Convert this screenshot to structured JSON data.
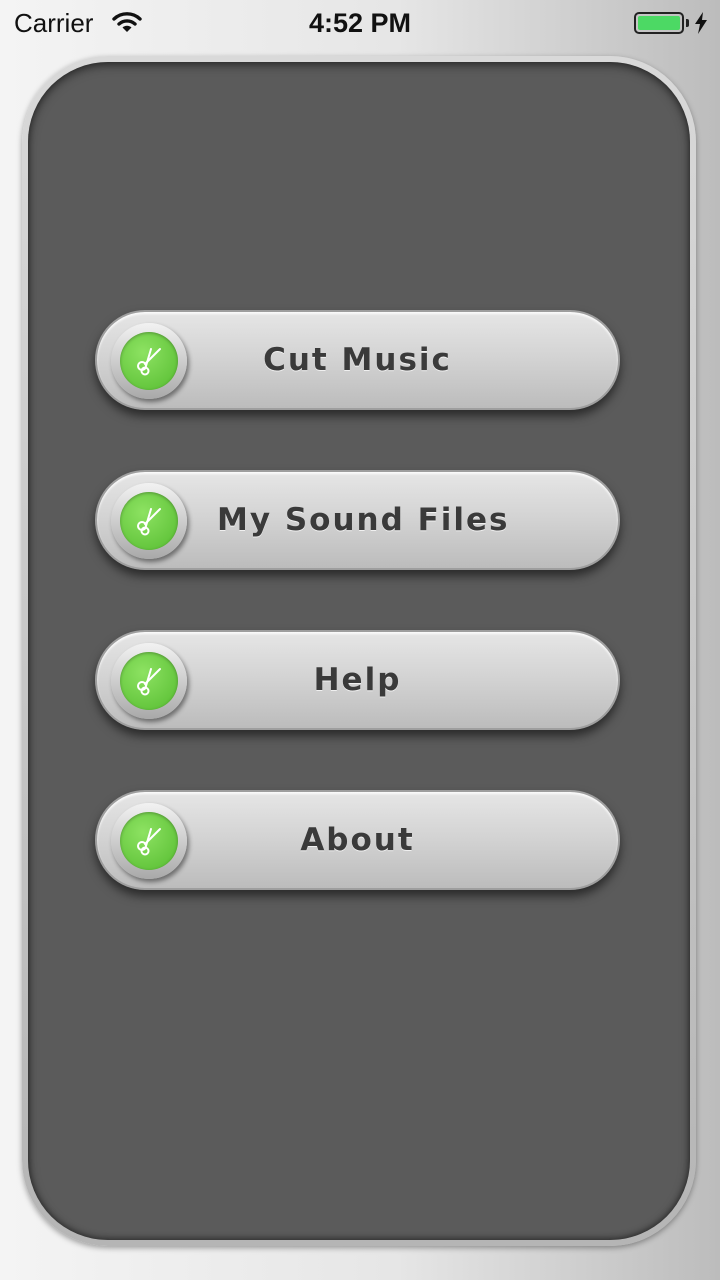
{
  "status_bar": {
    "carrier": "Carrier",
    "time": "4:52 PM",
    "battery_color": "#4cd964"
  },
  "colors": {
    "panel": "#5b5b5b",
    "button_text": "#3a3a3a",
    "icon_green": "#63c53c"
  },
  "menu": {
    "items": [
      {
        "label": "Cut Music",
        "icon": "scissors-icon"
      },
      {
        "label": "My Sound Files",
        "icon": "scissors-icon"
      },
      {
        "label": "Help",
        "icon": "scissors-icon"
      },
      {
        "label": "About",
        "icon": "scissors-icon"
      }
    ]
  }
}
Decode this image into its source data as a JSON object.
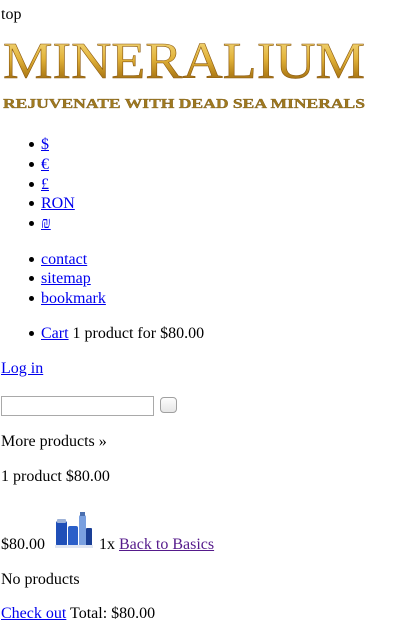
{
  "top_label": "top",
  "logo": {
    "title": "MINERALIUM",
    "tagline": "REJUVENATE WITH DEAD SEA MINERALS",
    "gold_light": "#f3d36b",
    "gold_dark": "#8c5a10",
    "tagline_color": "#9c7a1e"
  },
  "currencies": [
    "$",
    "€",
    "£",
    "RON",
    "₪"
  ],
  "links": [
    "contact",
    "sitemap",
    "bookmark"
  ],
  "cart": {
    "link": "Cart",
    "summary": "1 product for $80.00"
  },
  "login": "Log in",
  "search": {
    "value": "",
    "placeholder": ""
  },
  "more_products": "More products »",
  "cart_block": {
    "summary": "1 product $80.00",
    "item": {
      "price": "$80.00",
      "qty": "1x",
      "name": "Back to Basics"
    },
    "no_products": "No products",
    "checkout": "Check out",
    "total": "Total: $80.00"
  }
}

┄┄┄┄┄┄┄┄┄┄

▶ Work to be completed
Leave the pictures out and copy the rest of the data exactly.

▶ Task answer
Convert this screenshot to structured JSON data.
{
  "status_bar": {
    "carrier": "Carrier",
    "time": "4:52 PM",
    "battery_color": "#4cd964"
  },
  "colors": {
    "panel": "#5b5b5b",
    "button_text": "#3a3a3a",
    "icon_green": "#63c53c"
  },
  "menu": {
    "items": [
      {
        "label": "Cut Music",
        "icon": "scissors-icon"
      },
      {
        "label": "My Sound Files",
        "icon": "scissors-icon"
      },
      {
        "label": "Help",
        "icon": "scissors-icon"
      },
      {
        "label": "About",
        "icon": "scissors-icon"
      }
    ]
  }
}
Decode this image into its source data as a JSON object.
{
  "top_label": "top",
  "logo": {
    "title": "MINERALIUM",
    "tagline": "REJUVENATE WITH DEAD SEA MINERALS",
    "gold_light": "#f3d36b",
    "gold_dark": "#8c5a10",
    "tagline_color": "#9c7a1e"
  },
  "currencies": [
    "$",
    "€",
    "£",
    "RON",
    "₪"
  ],
  "links": [
    "contact",
    "sitemap",
    "bookmark"
  ],
  "cart": {
    "link": "Cart",
    "summary": "1 product for $80.00"
  },
  "login": "Log in",
  "search": {
    "value": "",
    "placeholder": ""
  },
  "more_products": "More products »",
  "cart_block": {
    "summary": "1 product $80.00",
    "item": {
      "price": "$80.00",
      "qty": "1x",
      "name": "Back to Basics"
    },
    "no_products": "No products",
    "checkout": "Check out",
    "total": "Total: $80.00"
  }
}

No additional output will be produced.